AIM OF THE TASK: Every record that follows must be set down word for word.

THE DATA:
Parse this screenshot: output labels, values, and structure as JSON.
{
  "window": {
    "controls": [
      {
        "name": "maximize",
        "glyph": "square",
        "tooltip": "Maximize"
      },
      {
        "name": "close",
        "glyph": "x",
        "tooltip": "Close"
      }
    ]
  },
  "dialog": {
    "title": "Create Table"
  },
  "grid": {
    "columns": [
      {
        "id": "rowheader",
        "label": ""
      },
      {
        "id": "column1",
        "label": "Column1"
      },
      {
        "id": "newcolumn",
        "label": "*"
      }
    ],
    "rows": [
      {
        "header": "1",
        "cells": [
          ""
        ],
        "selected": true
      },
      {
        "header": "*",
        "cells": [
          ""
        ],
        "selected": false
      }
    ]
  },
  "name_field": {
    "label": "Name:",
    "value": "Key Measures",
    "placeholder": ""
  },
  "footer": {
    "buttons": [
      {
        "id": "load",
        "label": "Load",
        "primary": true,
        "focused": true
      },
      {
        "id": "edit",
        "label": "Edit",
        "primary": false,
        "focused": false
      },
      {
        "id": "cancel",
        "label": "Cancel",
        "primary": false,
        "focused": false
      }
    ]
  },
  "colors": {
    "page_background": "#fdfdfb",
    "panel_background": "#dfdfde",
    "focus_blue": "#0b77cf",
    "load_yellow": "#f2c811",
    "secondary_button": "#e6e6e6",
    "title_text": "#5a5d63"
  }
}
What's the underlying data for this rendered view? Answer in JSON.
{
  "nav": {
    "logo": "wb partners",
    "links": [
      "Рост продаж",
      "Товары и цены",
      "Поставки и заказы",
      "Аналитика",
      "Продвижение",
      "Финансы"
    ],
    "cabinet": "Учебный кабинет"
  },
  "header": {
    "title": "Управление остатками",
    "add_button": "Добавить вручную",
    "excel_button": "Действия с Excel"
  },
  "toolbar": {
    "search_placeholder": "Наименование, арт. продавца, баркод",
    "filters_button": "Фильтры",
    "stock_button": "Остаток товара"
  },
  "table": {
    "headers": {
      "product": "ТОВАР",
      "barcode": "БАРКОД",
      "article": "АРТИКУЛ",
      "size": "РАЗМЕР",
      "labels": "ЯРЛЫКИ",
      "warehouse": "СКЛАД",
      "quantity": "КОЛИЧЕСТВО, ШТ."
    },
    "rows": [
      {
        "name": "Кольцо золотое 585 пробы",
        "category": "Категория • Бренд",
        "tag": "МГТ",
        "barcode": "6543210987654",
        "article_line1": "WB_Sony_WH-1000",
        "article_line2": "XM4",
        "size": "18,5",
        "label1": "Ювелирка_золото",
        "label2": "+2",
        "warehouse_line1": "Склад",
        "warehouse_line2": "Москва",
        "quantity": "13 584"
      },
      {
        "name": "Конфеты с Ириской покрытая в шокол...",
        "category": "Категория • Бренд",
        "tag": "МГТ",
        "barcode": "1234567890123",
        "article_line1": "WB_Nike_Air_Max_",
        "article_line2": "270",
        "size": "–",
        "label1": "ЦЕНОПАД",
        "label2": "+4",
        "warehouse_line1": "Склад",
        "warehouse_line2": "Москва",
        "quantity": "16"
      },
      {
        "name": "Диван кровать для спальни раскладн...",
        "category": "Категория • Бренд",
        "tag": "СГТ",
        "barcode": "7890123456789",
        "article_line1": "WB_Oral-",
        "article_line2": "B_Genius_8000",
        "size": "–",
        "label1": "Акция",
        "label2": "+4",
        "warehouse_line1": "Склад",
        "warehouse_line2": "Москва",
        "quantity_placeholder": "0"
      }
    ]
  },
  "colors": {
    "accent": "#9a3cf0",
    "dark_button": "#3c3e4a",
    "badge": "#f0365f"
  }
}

EXPECTED OUTPUT:
Parse this screenshot: output labels, values, and structure as JSON.
{
  "window": {
    "controls": [
      {
        "name": "maximize",
        "glyph": "square",
        "tooltip": "Maximize"
      },
      {
        "name": "close",
        "glyph": "x",
        "tooltip": "Close"
      }
    ]
  },
  "dialog": {
    "title": "Create Table"
  },
  "grid": {
    "columns": [
      {
        "id": "rowheader",
        "label": ""
      },
      {
        "id": "column1",
        "label": "Column1"
      },
      {
        "id": "newcolumn",
        "label": "*"
      }
    ],
    "rows": [
      {
        "header": "1",
        "cells": [
          ""
        ],
        "selected": true
      },
      {
        "header": "*",
        "cells": [
          ""
        ],
        "selected": false
      }
    ]
  },
  "name_field": {
    "label": "Name:",
    "value": "Key Measures",
    "placeholder": ""
  },
  "footer": {
    "buttons": [
      {
        "id": "load",
        "label": "Load",
        "primary": true,
        "focused": true
      },
      {
        "id": "edit",
        "label": "Edit",
        "primary": false,
        "focused": false
      },
      {
        "id": "cancel",
        "label": "Cancel",
        "primary": false,
        "focused": false
      }
    ]
  },
  "colors": {
    "page_background": "#fdfdfb",
    "panel_background": "#dfdfde",
    "focus_blue": "#0b77cf",
    "load_yellow": "#f2c811",
    "secondary_button": "#e6e6e6",
    "title_text": "#5a5d63"
  }
}
What's the underlying data for this rendered view? Answer in JSON.
{
  "nav": {
    "logo": "wb partners",
    "links": [
      "Рост продаж",
      "Товары и цены",
      "Поставки и заказы",
      "Аналитика",
      "Продвижение",
      "Финансы"
    ],
    "cabinet": "Учебный кабинет"
  },
  "header": {
    "title": "Управление остатками",
    "add_button": "Добавить вручную",
    "excel_button": "Действия с Excel"
  },
  "toolbar": {
    "search_placeholder": "Наименование, арт. продавца, баркод",
    "filters_button": "Фильтры",
    "stock_button": "Остаток товара"
  },
  "table": {
    "headers": {
      "product": "ТОВАР",
      "barcode": "БАРКОД",
      "article": "АРТИКУЛ",
      "size": "РАЗМЕР",
      "labels": "ЯРЛЫКИ",
      "warehouse": "СКЛАД",
      "quantity": "КОЛИЧЕСТВО, ШТ."
    },
    "rows": [
      {
        "name": "Кольцо золотое 585 пробы",
        "category": "Категория • Бренд",
        "tag": "МГТ",
        "barcode": "6543210987654",
        "article_line1": "WB_Sony_WH-1000",
        "article_line2": "XM4",
        "size": "18,5",
        "label1": "Ювелирка_золото",
        "label2": "+2",
        "warehouse_line1": "Склад",
        "warehouse_line2": "Москва",
        "quantity": "13 584"
      },
      {
        "name": "Конфеты с Ириской покрытая в шокол...",
        "category": "Категория • Бренд",
        "tag": "МГТ",
        "barcode": "1234567890123",
        "article_line1": "WB_Nike_Air_Max_",
        "article_line2": "270",
        "size": "–",
        "label1": "ЦЕНОПАД",
        "label2": "+4",
        "warehouse_line1": "Склад",
        "warehouse_line2": "Москва",
        "quantity": "16"
      },
      {
        "name": "Диван кровать для спальни раскладн...",
        "category": "Категория • Бренд",
        "tag": "СГТ",
        "barcode": "7890123456789",
        "article_line1": "WB_Oral-",
        "article_line2": "B_Genius_8000",
        "size": "–",
        "label1": "Акция",
        "label2": "+4",
        "warehouse_line1": "Склад",
        "warehouse_line2": "Москва",
        "quantity_placeholder": "0"
      }
    ]
  },
  "colors": {
    "accent": "#9a3cf0",
    "dark_button": "#3c3e4a",
    "badge": "#f0365f"
  }
}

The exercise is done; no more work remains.